Each record listed below is to be output exactly as written.

(DATA FOR ANALYSIS begins)

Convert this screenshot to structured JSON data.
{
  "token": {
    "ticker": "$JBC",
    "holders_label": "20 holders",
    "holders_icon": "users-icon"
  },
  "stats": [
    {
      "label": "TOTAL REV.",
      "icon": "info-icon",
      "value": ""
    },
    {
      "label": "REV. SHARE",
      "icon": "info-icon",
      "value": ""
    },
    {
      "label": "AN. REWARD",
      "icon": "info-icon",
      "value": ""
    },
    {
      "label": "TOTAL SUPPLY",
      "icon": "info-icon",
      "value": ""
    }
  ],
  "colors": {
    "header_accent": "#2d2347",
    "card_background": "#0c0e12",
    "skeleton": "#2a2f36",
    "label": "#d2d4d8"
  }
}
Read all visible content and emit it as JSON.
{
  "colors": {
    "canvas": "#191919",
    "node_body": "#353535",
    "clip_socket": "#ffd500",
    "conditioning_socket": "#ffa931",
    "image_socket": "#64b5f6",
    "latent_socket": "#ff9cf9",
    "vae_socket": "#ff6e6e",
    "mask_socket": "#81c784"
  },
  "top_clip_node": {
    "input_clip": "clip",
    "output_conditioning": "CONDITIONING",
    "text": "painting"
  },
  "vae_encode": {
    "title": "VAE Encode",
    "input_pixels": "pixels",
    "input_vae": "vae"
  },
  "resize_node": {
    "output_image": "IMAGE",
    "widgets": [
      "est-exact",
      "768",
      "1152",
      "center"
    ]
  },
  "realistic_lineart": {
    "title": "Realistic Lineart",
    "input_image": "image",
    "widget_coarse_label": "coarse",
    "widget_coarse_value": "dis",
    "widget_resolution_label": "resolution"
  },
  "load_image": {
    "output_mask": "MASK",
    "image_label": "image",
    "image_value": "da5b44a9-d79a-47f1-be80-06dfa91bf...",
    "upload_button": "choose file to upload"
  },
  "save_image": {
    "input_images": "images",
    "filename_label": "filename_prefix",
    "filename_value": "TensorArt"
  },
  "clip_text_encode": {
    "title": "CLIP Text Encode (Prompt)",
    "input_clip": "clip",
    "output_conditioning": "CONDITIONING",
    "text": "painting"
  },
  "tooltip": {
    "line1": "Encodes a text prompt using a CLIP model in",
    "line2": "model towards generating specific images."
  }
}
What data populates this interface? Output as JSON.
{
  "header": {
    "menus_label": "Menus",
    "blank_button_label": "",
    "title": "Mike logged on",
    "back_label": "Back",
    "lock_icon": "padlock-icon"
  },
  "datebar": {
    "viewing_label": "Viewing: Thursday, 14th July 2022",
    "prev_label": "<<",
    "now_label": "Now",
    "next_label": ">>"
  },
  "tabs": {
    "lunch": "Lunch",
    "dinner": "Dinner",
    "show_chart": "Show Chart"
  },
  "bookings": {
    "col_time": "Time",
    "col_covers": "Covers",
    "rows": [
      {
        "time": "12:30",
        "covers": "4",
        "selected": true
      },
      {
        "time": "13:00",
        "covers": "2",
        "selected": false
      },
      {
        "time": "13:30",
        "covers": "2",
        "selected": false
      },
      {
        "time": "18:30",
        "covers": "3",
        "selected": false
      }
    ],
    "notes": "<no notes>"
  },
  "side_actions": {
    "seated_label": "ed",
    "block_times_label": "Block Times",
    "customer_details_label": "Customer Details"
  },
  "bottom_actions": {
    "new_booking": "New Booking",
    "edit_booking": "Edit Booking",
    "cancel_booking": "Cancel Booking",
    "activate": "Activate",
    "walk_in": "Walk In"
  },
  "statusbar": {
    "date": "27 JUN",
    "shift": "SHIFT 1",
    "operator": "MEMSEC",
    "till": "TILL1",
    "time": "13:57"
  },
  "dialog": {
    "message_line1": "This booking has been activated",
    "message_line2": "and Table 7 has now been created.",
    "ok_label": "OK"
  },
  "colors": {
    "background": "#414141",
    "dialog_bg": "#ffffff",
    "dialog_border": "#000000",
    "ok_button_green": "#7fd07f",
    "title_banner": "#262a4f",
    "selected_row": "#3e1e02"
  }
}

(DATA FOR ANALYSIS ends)

• REPLY TO THE TASK:
Convert this screenshot to structured JSON data.
{
  "token": {
    "ticker": "$JBC",
    "holders_label": "20 holders",
    "holders_icon": "users-icon"
  },
  "stats": [
    {
      "label": "TOTAL REV.",
      "icon": "info-icon",
      "value": ""
    },
    {
      "label": "REV. SHARE",
      "icon": "info-icon",
      "value": ""
    },
    {
      "label": "AN. REWARD",
      "icon": "info-icon",
      "value": ""
    },
    {
      "label": "TOTAL SUPPLY",
      "icon": "info-icon",
      "value": ""
    }
  ],
  "colors": {
    "header_accent": "#2d2347",
    "card_background": "#0c0e12",
    "skeleton": "#2a2f36",
    "label": "#d2d4d8"
  }
}
Read all visible content and emit it as JSON.
{
  "colors": {
    "canvas": "#191919",
    "node_body": "#353535",
    "clip_socket": "#ffd500",
    "conditioning_socket": "#ffa931",
    "image_socket": "#64b5f6",
    "latent_socket": "#ff9cf9",
    "vae_socket": "#ff6e6e",
    "mask_socket": "#81c784"
  },
  "top_clip_node": {
    "input_clip": "clip",
    "output_conditioning": "CONDITIONING",
    "text": "painting"
  },
  "vae_encode": {
    "title": "VAE Encode",
    "input_pixels": "pixels",
    "input_vae": "vae"
  },
  "resize_node": {
    "output_image": "IMAGE",
    "widgets": [
      "est-exact",
      "768",
      "1152",
      "center"
    ]
  },
  "realistic_lineart": {
    "title": "Realistic Lineart",
    "input_image": "image",
    "widget_coarse_label": "coarse",
    "widget_coarse_value": "dis",
    "widget_resolution_label": "resolution"
  },
  "load_image": {
    "output_mask": "MASK",
    "image_label": "image",
    "image_value": "da5b44a9-d79a-47f1-be80-06dfa91bf...",
    "upload_button": "choose file to upload"
  },
  "save_image": {
    "input_images": "images",
    "filename_label": "filename_prefix",
    "filename_value": "TensorArt"
  },
  "clip_text_encode": {
    "title": "CLIP Text Encode (Prompt)",
    "input_clip": "clip",
    "output_conditioning": "CONDITIONING",
    "text": "painting"
  },
  "tooltip": {
    "line1": "Encodes a text prompt using a CLIP model in",
    "line2": "model towards generating specific images."
  }
}
What data populates this interface? Output as JSON.
{
  "header": {
    "menus_label": "Menus",
    "blank_button_label": "",
    "title": "Mike logged on",
    "back_label": "Back",
    "lock_icon": "padlock-icon"
  },
  "datebar": {
    "viewing_label": "Viewing: Thursday, 14th July 2022",
    "prev_label": "<<",
    "now_label": "Now",
    "next_label": ">>"
  },
  "tabs": {
    "lunch": "Lunch",
    "dinner": "Dinner",
    "show_chart": "Show Chart"
  },
  "bookings": {
    "col_time": "Time",
    "col_covers": "Covers",
    "rows": [
      {
        "time": "12:30",
        "covers": "4",
        "selected": true
      },
      {
        "time": "13:00",
        "covers": "2",
        "selected": false
      },
      {
        "time": "13:30",
        "covers": "2",
        "selected": false
      },
      {
        "time": "18:30",
        "covers": "3",
        "selected": false
      }
    ],
    "notes": "<no notes>"
  },
  "side_actions": {
    "seated_label": "ed",
    "block_times_label": "Block Times",
    "customer_details_label": "Customer Details"
  },
  "bottom_actions": {
    "new_booking": "New Booking",
    "edit_booking": "Edit Booking",
    "cancel_booking": "Cancel Booking",
    "activate": "Activate",
    "walk_in": "Walk In"
  },
  "statusbar": {
    "date": "27 JUN",
    "shift": "SHIFT 1",
    "operator": "MEMSEC",
    "till": "TILL1",
    "time": "13:57"
  },
  "dialog": {
    "message_line1": "This booking has been activated",
    "message_line2": "and Table 7 has now been created.",
    "ok_label": "OK"
  },
  "colors": {
    "background": "#414141",
    "dialog_bg": "#ffffff",
    "dialog_border": "#000000",
    "ok_button_green": "#7fd07f",
    "title_banner": "#262a4f",
    "selected_row": "#3e1e02"
  }
}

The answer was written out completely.